Article by Mark Abela, Malta Institute of Accountancy

Accountancy continues to be one of the most popular options for young people who are considering their career options. In Malta the accountancy profession can boast full employment.

There are various routes that an individual can take to become an accountant. In Malta the main qualifications are ACCA (offered by the Association of Chartered Certified Accountants - ACCA), ACA (offered by the Institute of Chartered Accountants in England and Wales - ICAEW) and the Masters in Accountancy. The former are UK qualifications that are offered in Malta by ACCA and ICAEW in collaboration with the Malta Institute of Accountants (MIA), whilst the latter course is offered by the University of Malta (UoM). These qualifications are recognised by the Accountancy Board for registration as a Certified Public Accountant (CPA) in terms of Maltese law.

This article explains in some more detail, the International passports to an Accountancy qualification, ACCA and the ACA qualifications.


Association of Chartered Certified Accountants (ACCA), is a globally recognised qualification. ACCA has over 110 years of experience, innovation and excellence. The association champions opportunity within accountancy, demonstrates excellence through their suite of qualifications, and acts as a driving force within the accounting profession to constantly improve working practices.

In order to become a qualified ACCA member, a student must complete:

  • The professional level of exams
  • The ethical requirements as outlined by ACCA   
  • Three years practical, relevant work experience.

Throughout this Qualification, there is a strong focus on professional values, ethics and governance. This is essential because the profession has a central role in protecting the public interest and delivering public value. As a global organisation, ACCA is ideally placed to advise and support the profession, and influence governments, regulators and employers to act in the public interest.


On the other hand, studying ACA will allow the student to become a Chartered Accountant. The ICAEW chartered accountancy qualification, the ACA, is one of the most advanced learning and professional development programmes available. The ACA has as four key components:

  • Professional development
  • Ethics and professional scepticism
  • Practical work experience
  • Accountancy, finance and business modules.

The integrated approach to ACA training means you will develop an in-depth understanding across accountancy, finance and business. Combined, they help build the technical knowledge, professional skills and practical experience needed to become an ICAEW Chartered Accountant.

MIA - ACCA joint examination scheme 

For those ACCA and ACA graduates who are then interested in obtaining the local certificate to practice accountancy, the Institute would be their next port of call. The MIA - ACCA Joint Scheme was established in 1973 and brought about International recognition of the Institute's own qualification by virtue of which MIA graduates would be granted exemptions when pursuing ACCA studies overseas. MIA's relationship with ACCA was fully consolidated in 2003 through the ACCA-MIA Joint Examination Scheme agreement (JES) with which graduates obtained both ACCA and, subject to them sitting for the local variant papers, an MIA qualification. In 2013, ACA students started benefiting from this scheme in view of a multi-lateral agreement between MIA, ACCA and ICAEW.

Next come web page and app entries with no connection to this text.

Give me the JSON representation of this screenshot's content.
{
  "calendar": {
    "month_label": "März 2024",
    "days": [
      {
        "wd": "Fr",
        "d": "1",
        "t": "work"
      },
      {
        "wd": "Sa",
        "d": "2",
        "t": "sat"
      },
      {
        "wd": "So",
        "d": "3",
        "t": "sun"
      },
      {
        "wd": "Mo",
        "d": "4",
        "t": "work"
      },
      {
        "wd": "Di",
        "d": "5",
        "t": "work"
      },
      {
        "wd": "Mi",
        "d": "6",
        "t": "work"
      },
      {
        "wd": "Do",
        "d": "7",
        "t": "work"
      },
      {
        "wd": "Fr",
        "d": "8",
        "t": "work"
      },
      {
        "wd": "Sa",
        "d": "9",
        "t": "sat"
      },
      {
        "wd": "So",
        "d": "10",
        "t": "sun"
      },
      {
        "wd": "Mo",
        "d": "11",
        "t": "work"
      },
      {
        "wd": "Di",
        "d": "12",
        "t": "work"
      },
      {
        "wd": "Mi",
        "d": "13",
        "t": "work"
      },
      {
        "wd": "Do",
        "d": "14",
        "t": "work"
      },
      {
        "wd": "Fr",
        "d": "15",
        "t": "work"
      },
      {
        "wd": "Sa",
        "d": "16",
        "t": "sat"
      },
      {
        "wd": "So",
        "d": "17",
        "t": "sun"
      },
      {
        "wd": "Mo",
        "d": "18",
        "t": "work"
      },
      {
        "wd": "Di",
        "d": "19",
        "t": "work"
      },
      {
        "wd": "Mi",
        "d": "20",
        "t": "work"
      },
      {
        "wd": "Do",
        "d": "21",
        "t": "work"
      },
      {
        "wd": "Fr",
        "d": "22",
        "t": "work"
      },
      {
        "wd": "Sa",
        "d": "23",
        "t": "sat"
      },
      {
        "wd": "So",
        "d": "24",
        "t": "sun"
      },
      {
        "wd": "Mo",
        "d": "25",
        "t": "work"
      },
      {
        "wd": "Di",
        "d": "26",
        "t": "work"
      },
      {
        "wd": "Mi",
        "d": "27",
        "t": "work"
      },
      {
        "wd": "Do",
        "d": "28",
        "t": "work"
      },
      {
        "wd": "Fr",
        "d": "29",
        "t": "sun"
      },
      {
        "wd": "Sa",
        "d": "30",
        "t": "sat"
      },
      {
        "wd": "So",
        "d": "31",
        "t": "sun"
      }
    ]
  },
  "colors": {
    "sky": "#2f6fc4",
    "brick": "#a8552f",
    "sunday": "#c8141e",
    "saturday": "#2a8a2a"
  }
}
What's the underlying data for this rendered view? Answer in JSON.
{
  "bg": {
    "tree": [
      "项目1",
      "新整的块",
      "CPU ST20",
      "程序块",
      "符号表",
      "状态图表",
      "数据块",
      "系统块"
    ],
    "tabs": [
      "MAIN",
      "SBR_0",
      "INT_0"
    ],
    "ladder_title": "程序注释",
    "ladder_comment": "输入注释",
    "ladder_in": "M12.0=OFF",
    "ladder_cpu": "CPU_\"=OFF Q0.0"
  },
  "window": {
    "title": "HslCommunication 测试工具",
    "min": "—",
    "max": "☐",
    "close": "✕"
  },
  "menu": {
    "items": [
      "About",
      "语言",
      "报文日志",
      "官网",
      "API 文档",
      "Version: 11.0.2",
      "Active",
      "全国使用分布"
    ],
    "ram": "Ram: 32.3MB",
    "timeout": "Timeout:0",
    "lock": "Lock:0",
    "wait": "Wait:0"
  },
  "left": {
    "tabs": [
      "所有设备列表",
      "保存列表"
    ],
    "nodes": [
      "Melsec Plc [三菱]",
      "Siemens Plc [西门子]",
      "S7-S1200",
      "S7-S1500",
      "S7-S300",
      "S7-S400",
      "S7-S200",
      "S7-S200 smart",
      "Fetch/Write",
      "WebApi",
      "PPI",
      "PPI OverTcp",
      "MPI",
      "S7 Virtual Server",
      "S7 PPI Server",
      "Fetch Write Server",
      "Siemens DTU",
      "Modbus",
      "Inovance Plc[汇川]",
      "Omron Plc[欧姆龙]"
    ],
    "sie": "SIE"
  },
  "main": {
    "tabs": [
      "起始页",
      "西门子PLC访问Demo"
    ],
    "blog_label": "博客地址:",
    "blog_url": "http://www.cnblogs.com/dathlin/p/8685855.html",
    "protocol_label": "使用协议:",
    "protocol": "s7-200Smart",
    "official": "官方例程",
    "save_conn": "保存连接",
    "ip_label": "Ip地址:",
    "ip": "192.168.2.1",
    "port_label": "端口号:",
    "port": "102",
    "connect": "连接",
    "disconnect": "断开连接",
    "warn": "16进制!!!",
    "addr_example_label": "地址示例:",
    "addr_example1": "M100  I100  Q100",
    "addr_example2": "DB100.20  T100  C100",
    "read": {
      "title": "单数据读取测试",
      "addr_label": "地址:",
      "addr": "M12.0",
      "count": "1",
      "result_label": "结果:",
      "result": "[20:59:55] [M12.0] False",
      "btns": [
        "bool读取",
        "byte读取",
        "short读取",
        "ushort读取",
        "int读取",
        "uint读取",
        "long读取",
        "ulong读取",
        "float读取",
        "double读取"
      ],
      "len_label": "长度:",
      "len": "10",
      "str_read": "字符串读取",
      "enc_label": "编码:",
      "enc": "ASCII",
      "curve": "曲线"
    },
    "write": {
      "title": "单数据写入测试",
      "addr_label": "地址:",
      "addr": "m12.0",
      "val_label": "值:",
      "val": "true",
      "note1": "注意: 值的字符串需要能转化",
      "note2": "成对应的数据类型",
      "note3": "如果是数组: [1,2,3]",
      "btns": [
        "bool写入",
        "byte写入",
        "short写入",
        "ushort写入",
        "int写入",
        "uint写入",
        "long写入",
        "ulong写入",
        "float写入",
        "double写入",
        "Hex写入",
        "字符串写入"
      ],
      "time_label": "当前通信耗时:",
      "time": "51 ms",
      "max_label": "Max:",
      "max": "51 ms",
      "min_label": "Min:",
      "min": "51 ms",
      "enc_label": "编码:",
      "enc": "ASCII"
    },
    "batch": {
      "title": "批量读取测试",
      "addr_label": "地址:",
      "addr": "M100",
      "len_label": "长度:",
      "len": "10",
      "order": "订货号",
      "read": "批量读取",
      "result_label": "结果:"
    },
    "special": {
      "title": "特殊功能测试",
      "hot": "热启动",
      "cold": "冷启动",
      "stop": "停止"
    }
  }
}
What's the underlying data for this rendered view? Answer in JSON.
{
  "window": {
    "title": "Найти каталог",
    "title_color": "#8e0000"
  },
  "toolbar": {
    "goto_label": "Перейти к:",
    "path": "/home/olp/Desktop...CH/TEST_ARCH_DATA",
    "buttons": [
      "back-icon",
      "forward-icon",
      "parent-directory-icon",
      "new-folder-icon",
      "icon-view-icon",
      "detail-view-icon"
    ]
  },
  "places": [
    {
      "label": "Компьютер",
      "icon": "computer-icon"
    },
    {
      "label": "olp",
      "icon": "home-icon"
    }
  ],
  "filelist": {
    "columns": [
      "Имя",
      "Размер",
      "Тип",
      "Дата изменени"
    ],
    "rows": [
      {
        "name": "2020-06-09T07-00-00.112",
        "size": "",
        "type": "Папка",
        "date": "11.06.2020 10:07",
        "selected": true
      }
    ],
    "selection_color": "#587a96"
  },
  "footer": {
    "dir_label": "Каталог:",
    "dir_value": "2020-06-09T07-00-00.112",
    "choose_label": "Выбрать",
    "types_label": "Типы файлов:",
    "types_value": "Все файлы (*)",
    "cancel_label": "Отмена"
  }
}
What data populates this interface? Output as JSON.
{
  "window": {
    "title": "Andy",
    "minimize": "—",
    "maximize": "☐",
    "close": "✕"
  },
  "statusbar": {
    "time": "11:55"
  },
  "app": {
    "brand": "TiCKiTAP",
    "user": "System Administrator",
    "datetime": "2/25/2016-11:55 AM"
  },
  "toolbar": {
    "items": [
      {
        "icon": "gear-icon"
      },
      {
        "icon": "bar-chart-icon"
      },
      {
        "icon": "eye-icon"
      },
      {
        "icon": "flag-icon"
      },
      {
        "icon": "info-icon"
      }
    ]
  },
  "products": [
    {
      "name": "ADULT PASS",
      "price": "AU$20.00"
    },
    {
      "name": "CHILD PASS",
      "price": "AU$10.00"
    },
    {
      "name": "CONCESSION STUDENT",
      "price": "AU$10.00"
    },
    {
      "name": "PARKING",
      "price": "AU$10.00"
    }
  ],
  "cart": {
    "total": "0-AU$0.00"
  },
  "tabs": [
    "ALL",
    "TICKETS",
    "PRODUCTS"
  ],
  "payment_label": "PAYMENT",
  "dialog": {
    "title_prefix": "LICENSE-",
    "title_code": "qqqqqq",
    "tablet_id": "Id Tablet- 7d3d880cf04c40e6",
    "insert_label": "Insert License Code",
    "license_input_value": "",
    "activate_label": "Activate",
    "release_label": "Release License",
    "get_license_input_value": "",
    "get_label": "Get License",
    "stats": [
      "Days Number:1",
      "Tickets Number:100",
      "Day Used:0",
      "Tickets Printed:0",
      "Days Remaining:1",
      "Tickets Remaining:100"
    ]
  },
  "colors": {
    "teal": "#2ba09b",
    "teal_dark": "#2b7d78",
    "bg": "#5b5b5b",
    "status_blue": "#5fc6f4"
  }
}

The JES includes two main subjects, advanced Maltese tax and Maltese law that are required by the Accountancy Profession Act (CAP 281 of the Laws of Malta) before qualified individuals are given a certificate to practice the profession of accountant in Malta. Additionally if the individual wishes to register as an auditor, then he or she would need to pass the relevant audit and assurance papers.

These subjects are known to ACCA and ACA students as local variants because they tailor the ACCA and ACA qualifications to take into consideration our fiscal and legal requirements. Since these exams are required to become a registered accountant or auditor, it is vital that the standard remains high and consistent and that is why papers are reviewed on a regular basis. Not every ACCA and ACA graduate is required to sit for the local variants and as long as the individual does not hold himself out as a practising Accountant then he or she can still work as an Accountant in employment.

Malta can boast a better than global average for the majority of papers that are sat for by Maltese students. Both ACCA and ICAEW aim to make their Qualifications and its papers fair, balanced and relevant. Thousands of people around the world pass these expert papers every year, and progress to have successful careers as professional accountants.

The content of this article is intended to provide a general guide to the subject matter. Specialist advice should be sought about your specific circumstances.